### YOUR OBJECTIVE
Each entry that follows is to be copied exactly, minus any pictures.

Dataset items
╔══

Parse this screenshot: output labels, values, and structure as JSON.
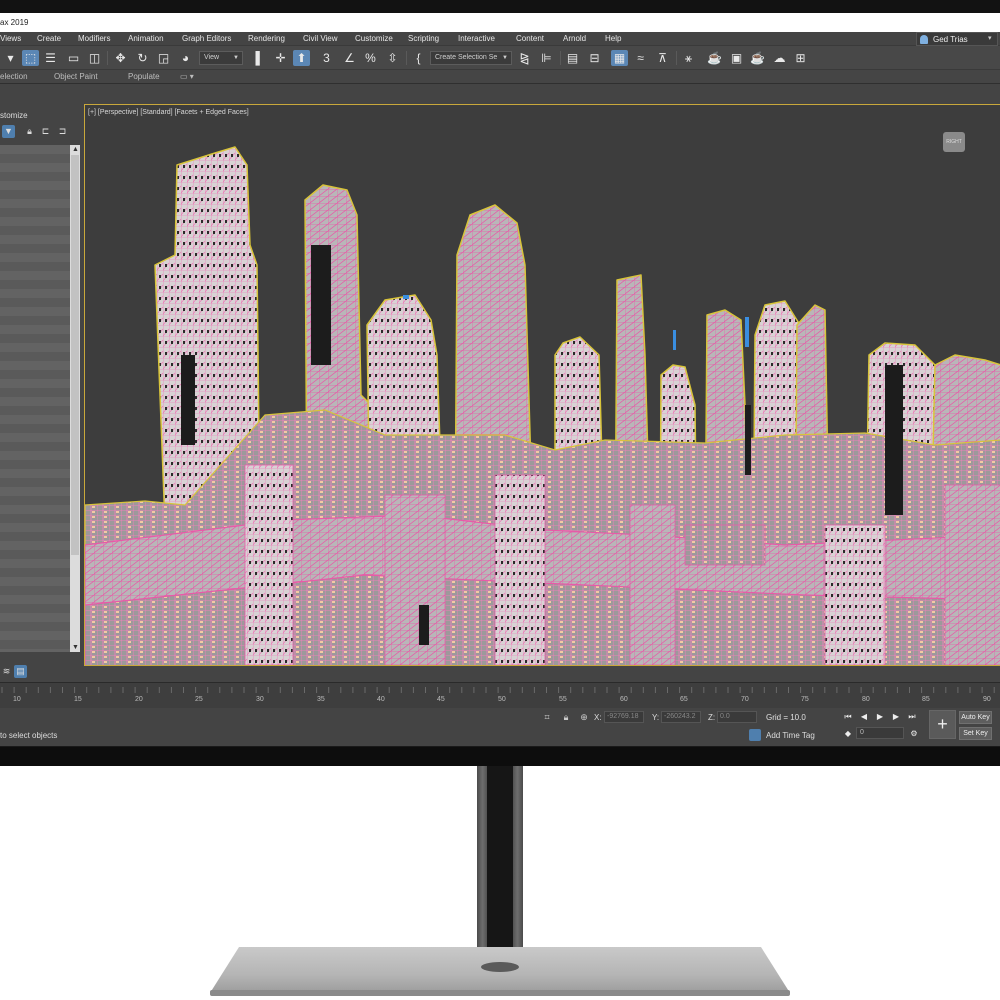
{
  "window": {
    "title": "ax 2019"
  },
  "menu": [
    "Views",
    "Create",
    "Modifiers",
    "Animation",
    "Graph Editors",
    "Rendering",
    "Civil View",
    "Customize",
    "Scripting",
    "Interactive",
    "Content",
    "Arnold",
    "Help"
  ],
  "user": {
    "name": "Ged Trias"
  },
  "toolbar": {
    "view_dropdown": "View",
    "selection_set_dropdown": "Create Selection Se",
    "snap_label": "3",
    "percent_label": "%"
  },
  "ribbon": {
    "tabs": [
      "election",
      "Object Paint",
      "Populate"
    ]
  },
  "panel": {
    "title": "stomize"
  },
  "viewport": {
    "label": "[+] [Perspective] [Standard] [Facets + Edged Faces]",
    "cube_label": "RIGHT"
  },
  "timeline": {
    "ticks": [
      "10",
      "15",
      "20",
      "25",
      "30",
      "35",
      "40",
      "45",
      "50",
      "55",
      "60",
      "65",
      "70",
      "75",
      "80",
      "85",
      "90"
    ]
  },
  "status": {
    "prompt": "to select objects",
    "x_label": "X:",
    "x_value": "-92769.18",
    "y_label": "Y:",
    "y_value": "-260243.2",
    "z_label": "Z:",
    "z_value": "0.0",
    "grid": "Grid = 10.0",
    "add_time_tag": "Add Time Tag",
    "frame": "0",
    "auto_key": "Auto Key",
    "set_key": "Set Key"
  },
  "colors": {
    "ui_dark": "#444444",
    "viewport_bg": "#3d3d3d",
    "selection_outline": "#d8c43a",
    "wireframe_pink": "#e85aa8",
    "accent_blue": "#4f7fae"
  }
}
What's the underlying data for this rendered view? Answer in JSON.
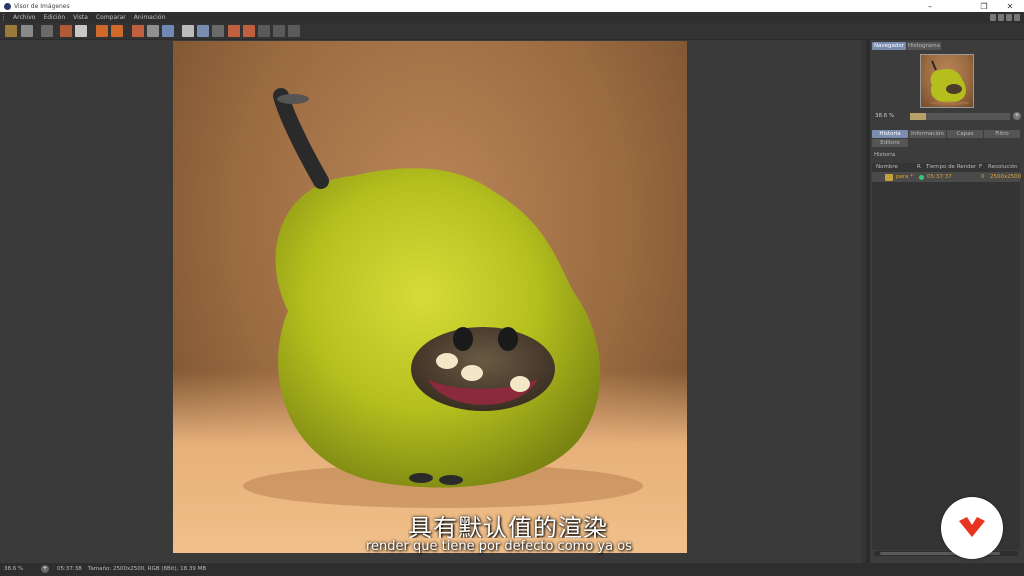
{
  "window": {
    "title": "Visor de Imágenes"
  },
  "menu": {
    "items": [
      "Archivo",
      "Edición",
      "Vista",
      "Comparar",
      "Animación"
    ]
  },
  "toolbar": {
    "icon_names": [
      "open-folder-icon",
      "save-icon",
      "export-icon",
      "film-icon",
      "cut-icon",
      "copy-icon",
      "paste-icon",
      "compare-a-icon",
      "compare-b-icon",
      "settings-icon",
      "ab-icon",
      "grid-view-icon",
      "layers-icon",
      "split-icon",
      "channel-icon",
      "frame-icon",
      "lut-icon",
      "filter-icon"
    ]
  },
  "navigator": {
    "tabs": [
      "Navegador",
      "Histograma"
    ],
    "zoom_label": "38.6 %",
    "zoom_fraction": 0.16,
    "zoom_button": "+"
  },
  "history": {
    "tabs": [
      "Historia",
      "Información",
      "Capas",
      "Filtro",
      "Editoro"
    ],
    "section_label": "Historia",
    "columns": [
      "Nombre",
      "R",
      "Tiempo de Render",
      "F",
      "Resolución"
    ],
    "rows": [
      {
        "name": "pera *",
        "time": "05:37:37",
        "frame": "0",
        "resolution": "2500x2500"
      }
    ]
  },
  "statusbar": {
    "zoom": "38.6 %",
    "zoom_button": "+",
    "time": "05:37:38",
    "info": "Tamaño: 2500x2500, RGB (8Bit), 18.39 MB"
  },
  "subtitles": {
    "chinese": "具有默认值的渲染",
    "spanish": "render que tiene por defecto como ya os"
  },
  "colors": {
    "accent": "#7a8cb0",
    "logo_red": "#e8331f",
    "history_text": "#e0a030"
  }
}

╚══

### WRITTEN RESPONSE
Parse this screenshot: output labels, values, and structure as JSON.
{
  "window": {
    "title": "ax 2019"
  },
  "menu": [
    "Views",
    "Create",
    "Modifiers",
    "Animation",
    "Graph Editors",
    "Rendering",
    "Civil View",
    "Customize",
    "Scripting",
    "Interactive",
    "Content",
    "Arnold",
    "Help"
  ],
  "user": {
    "name": "Ged Trias"
  },
  "toolbar": {
    "view_dropdown": "View",
    "selection_set_dropdown": "Create Selection Se",
    "snap_label": "3",
    "percent_label": "%"
  },
  "ribbon": {
    "tabs": [
      "election",
      "Object Paint",
      "Populate"
    ]
  },
  "panel": {
    "title": "stomize"
  },
  "viewport": {
    "label": "[+] [Perspective] [Standard] [Facets + Edged Faces]",
    "cube_label": "RIGHT"
  },
  "timeline": {
    "ticks": [
      "10",
      "15",
      "20",
      "25",
      "30",
      "35",
      "40",
      "45",
      "50",
      "55",
      "60",
      "65",
      "70",
      "75",
      "80",
      "85",
      "90"
    ]
  },
  "status": {
    "prompt": "to select objects",
    "x_label": "X:",
    "x_value": "-92769.18",
    "y_label": "Y:",
    "y_value": "-260243.2",
    "z_label": "Z:",
    "z_value": "0.0",
    "grid": "Grid = 10.0",
    "add_time_tag": "Add Time Tag",
    "frame": "0",
    "auto_key": "Auto Key",
    "set_key": "Set Key"
  },
  "colors": {
    "ui_dark": "#444444",
    "viewport_bg": "#3d3d3d",
    "selection_outline": "#d8c43a",
    "wireframe_pink": "#e85aa8",
    "accent_blue": "#4f7fae"
  }
}
What's the underlying data for this rendered view? Answer in JSON.
{
  "window": {
    "title": "Visor de Imágenes"
  },
  "menu": {
    "items": [
      "Archivo",
      "Edición",
      "Vista",
      "Comparar",
      "Animación"
    ]
  },
  "toolbar": {
    "icon_names": [
      "open-folder-icon",
      "save-icon",
      "export-icon",
      "film-icon",
      "cut-icon",
      "copy-icon",
      "paste-icon",
      "compare-a-icon",
      "compare-b-icon",
      "settings-icon",
      "ab-icon",
      "grid-view-icon",
      "layers-icon",
      "split-icon",
      "channel-icon",
      "frame-icon",
      "lut-icon",
      "filter-icon"
    ]
  },
  "navigator": {
    "tabs": [
      "Navegador",
      "Histograma"
    ],
    "zoom_label": "38.6 %",
    "zoom_fraction": 0.16,
    "zoom_button": "+"
  },
  "history": {
    "tabs": [
      "Historia",
      "Información",
      "Capas",
      "Filtro",
      "Editoro"
    ],
    "section_label": "Historia",
    "columns": [
      "Nombre",
      "R",
      "Tiempo de Render",
      "F",
      "Resolución"
    ],
    "rows": [
      {
        "name": "pera *",
        "time": "05:37:37",
        "frame": "0",
        "resolution": "2500x2500"
      }
    ]
  },
  "statusbar": {
    "zoom": "38.6 %",
    "zoom_button": "+",
    "time": "05:37:38",
    "info": "Tamaño: 2500x2500, RGB (8Bit), 18.39 MB"
  },
  "subtitles": {
    "chinese": "具有默认值的渲染",
    "spanish": "render que tiene por defecto como ya os"
  },
  "colors": {
    "accent": "#7a8cb0",
    "logo_red": "#e8331f",
    "history_text": "#e0a030"
  }
}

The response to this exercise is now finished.